## EXCERPTED DATA
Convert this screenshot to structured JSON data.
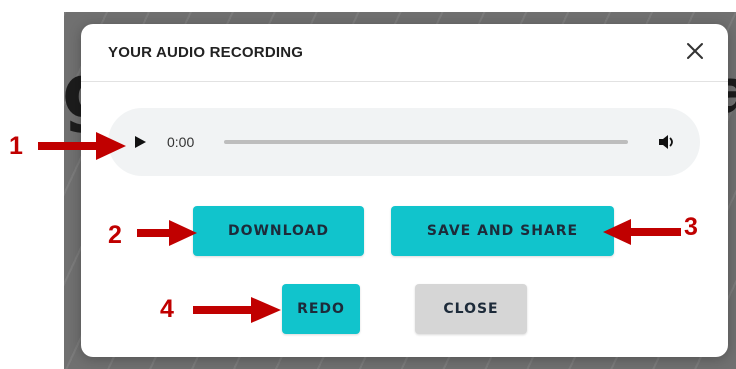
{
  "dialog": {
    "title": "YOUR AUDIO RECORDING",
    "close_icon": "close-x-icon"
  },
  "player": {
    "time": "0:00",
    "progress": 0,
    "play_icon": "play-icon",
    "volume_icon": "volume-icon"
  },
  "buttons": {
    "download": "DOWNLOAD",
    "save_and_share": "SAVE AND SHARE",
    "redo": "REDO",
    "close": "CLOSE"
  },
  "annotations": [
    "1",
    "2",
    "3",
    "4"
  ],
  "colors": {
    "accent": "#11c4cc",
    "secondary_button": "#d6d6d6",
    "annotation": "#c00000",
    "backdrop": "#707070"
  }
}
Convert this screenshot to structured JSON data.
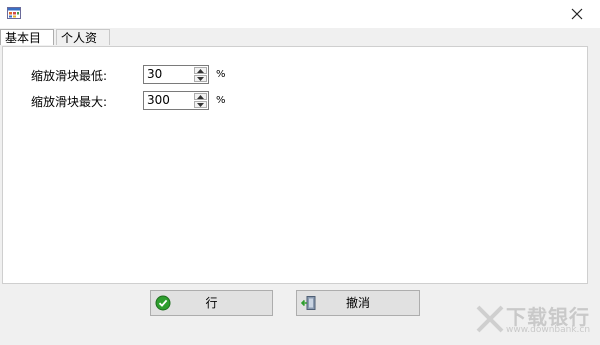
{
  "window": {
    "title": "",
    "app_icon": "calendar-icon",
    "close_icon": "close-icon"
  },
  "tabs": [
    {
      "label": "基本目录",
      "active": true
    },
    {
      "label": "个人资料",
      "active": false
    }
  ],
  "form": {
    "min_label": "缩放滑块最低:",
    "min_value": "30",
    "min_unit": "%",
    "max_label": "缩放滑块最大:",
    "max_value": "300",
    "max_unit": "%"
  },
  "buttons": {
    "ok_label": "行",
    "ok_icon": "check-icon",
    "cancel_label": "撤消",
    "cancel_icon": "exit-icon"
  },
  "watermark": {
    "text": "下载银行",
    "sub": "www.downbank.cn"
  },
  "colors": {
    "dialog_bg": "#f0f0f0",
    "content_bg": "#ffffff",
    "ok_icon_green": "#2e9e2e"
  }
}
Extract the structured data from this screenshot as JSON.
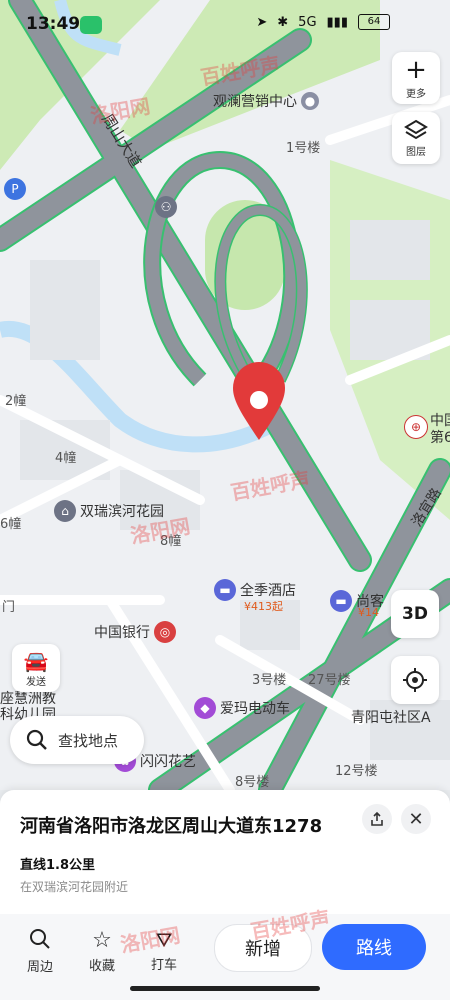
{
  "status_bar": {
    "time": "13:49",
    "battery": "64",
    "net": "5G"
  },
  "map": {
    "roads": {
      "main": "周山大道",
      "secondary": "洛宜路"
    },
    "pois": {
      "guanlan": "观澜营销中心",
      "shuangrui": "双瑞滨河花园",
      "quanji": "全季酒店",
      "quanji_price": "¥413起",
      "shangke": "尚客",
      "shangke_price": "¥14",
      "bank": "中国银行",
      "aima": "爱玛电动车",
      "shanshan": "闪闪花艺",
      "qingyang": "青阳屯社区A",
      "zhongguo": "中国",
      "zhongguo2": "第6",
      "kindergarten1": "座慧洲教",
      "kindergarten2": "科幼儿园"
    },
    "buildings": {
      "b1": "1号楼",
      "b2": "2幢",
      "b4": "4幢",
      "b8": "8幢",
      "b3": "3号楼",
      "b27": "27号楼",
      "b12": "12号楼",
      "b8lou": "8号楼",
      "b6": "6幢",
      "men": "门",
      "guan": "观"
    }
  },
  "controls": {
    "more": "更多",
    "layers": "图层",
    "threeD": "3D",
    "send": "发送",
    "search_placeholder": "查找地点"
  },
  "sheet": {
    "address": "河南省洛阳市洛龙区周山大道东1278",
    "distance": "直线1.8公里",
    "near": "在双瑞滨河花园附近"
  },
  "actions": {
    "nearby": "周边",
    "favorite": "收藏",
    "taxi": "打车",
    "new": "新增",
    "route": "路线"
  },
  "watermarks": {
    "a": "洛阳网",
    "b": "百姓呼声"
  },
  "colors": {
    "accent": "#2f6bff",
    "road": "#8f949c",
    "green": "#c8e9b0",
    "water": "#bfe0f7",
    "pin": "#e23a3a"
  }
}
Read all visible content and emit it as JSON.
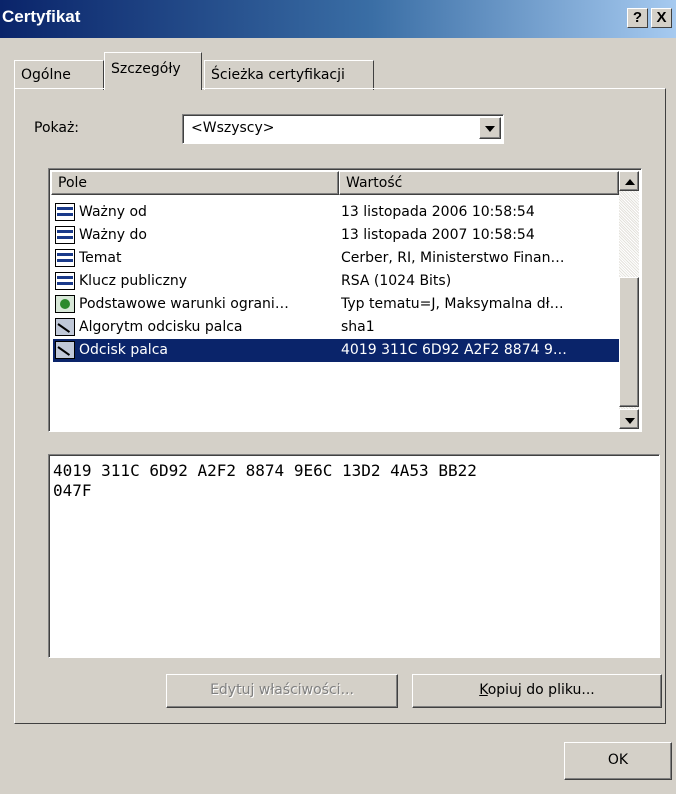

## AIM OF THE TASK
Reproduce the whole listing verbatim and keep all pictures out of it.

## RESPONSE
Convert this screenshot to structured JSON data.
{
  "dialog": {
    "title": "YOUR AUDIO RECORDING",
    "close_icon": "close-x-icon"
  },
  "player": {
    "time": "0:00",
    "progress": 0,
    "play_icon": "play-icon",
    "volume_icon": "volume-icon"
  },
  "buttons": {
    "download": "DOWNLOAD",
    "save_and_share": "SAVE AND SHARE",
    "redo": "REDO",
    "close": "CLOSE"
  },
  "annotations": [
    "1",
    "2",
    "3",
    "4"
  ],
  "colors": {
    "accent": "#11c4cc",
    "secondary_button": "#d6d6d6",
    "annotation": "#c00000",
    "backdrop": "#707070"
  }
}
Convert this screenshot to structured JSON data.
{
  "window": {
    "title": "",
    "app_icon": "calendar-icon",
    "close_icon": "close-icon"
  },
  "tabs": [
    {
      "label": "基本目录",
      "active": true
    },
    {
      "label": "个人资料",
      "active": false
    }
  ],
  "form": {
    "min_label": "缩放滑块最低:",
    "min_value": "30",
    "min_unit": "%",
    "max_label": "缩放滑块最大:",
    "max_value": "300",
    "max_unit": "%"
  },
  "buttons": {
    "ok_label": "行",
    "ok_icon": "check-icon",
    "cancel_label": "撤消",
    "cancel_icon": "exit-icon"
  },
  "watermark": {
    "text": "下载银行",
    "sub": "www.downbank.cn"
  },
  "colors": {
    "dialog_bg": "#f0f0f0",
    "content_bg": "#ffffff",
    "ok_icon_green": "#2e9e2e"
  }
}
Extract the structured data from this screenshot as JSON.
{
  "status_bar": {
    "time": "13:49",
    "battery": "64",
    "net": "5G"
  },
  "map": {
    "roads": {
      "main": "周山大道",
      "secondary": "洛宜路"
    },
    "pois": {
      "guanlan": "观澜营销中心",
      "shuangrui": "双瑞滨河花园",
      "quanji": "全季酒店",
      "quanji_price": "¥413起",
      "shangke": "尚客",
      "shangke_price": "¥14",
      "bank": "中国银行",
      "aima": "爱玛电动车",
      "shanshan": "闪闪花艺",
      "qingyang": "青阳屯社区A",
      "zhongguo": "中国",
      "zhongguo2": "第6",
      "kindergarten1": "座慧洲教",
      "kindergarten2": "科幼儿园"
    },
    "buildings": {
      "b1": "1号楼",
      "b2": "2幢",
      "b4": "4幢",
      "b8": "8幢",
      "b3": "3号楼",
      "b27": "27号楼",
      "b12": "12号楼",
      "b8lou": "8号楼",
      "b6": "6幢",
      "men": "门",
      "guan": "观"
    }
  },
  "controls": {
    "more": "更多",
    "layers": "图层",
    "threeD": "3D",
    "send": "发送",
    "search_placeholder": "查找地点"
  },
  "sheet": {
    "address": "河南省洛阳市洛龙区周山大道东1278",
    "distance": "直线1.8公里",
    "near": "在双瑞滨河花园附近"
  },
  "actions": {
    "nearby": "周边",
    "favorite": "收藏",
    "taxi": "打车",
    "new": "新增",
    "route": "路线"
  },
  "watermarks": {
    "a": "洛阳网",
    "b": "百姓呼声"
  },
  "colors": {
    "accent": "#2f6bff",
    "road": "#8f949c",
    "green": "#c8e9b0",
    "water": "#bfe0f7",
    "pin": "#e23a3a"
  }
}
Read all visible content and emit it as JSON.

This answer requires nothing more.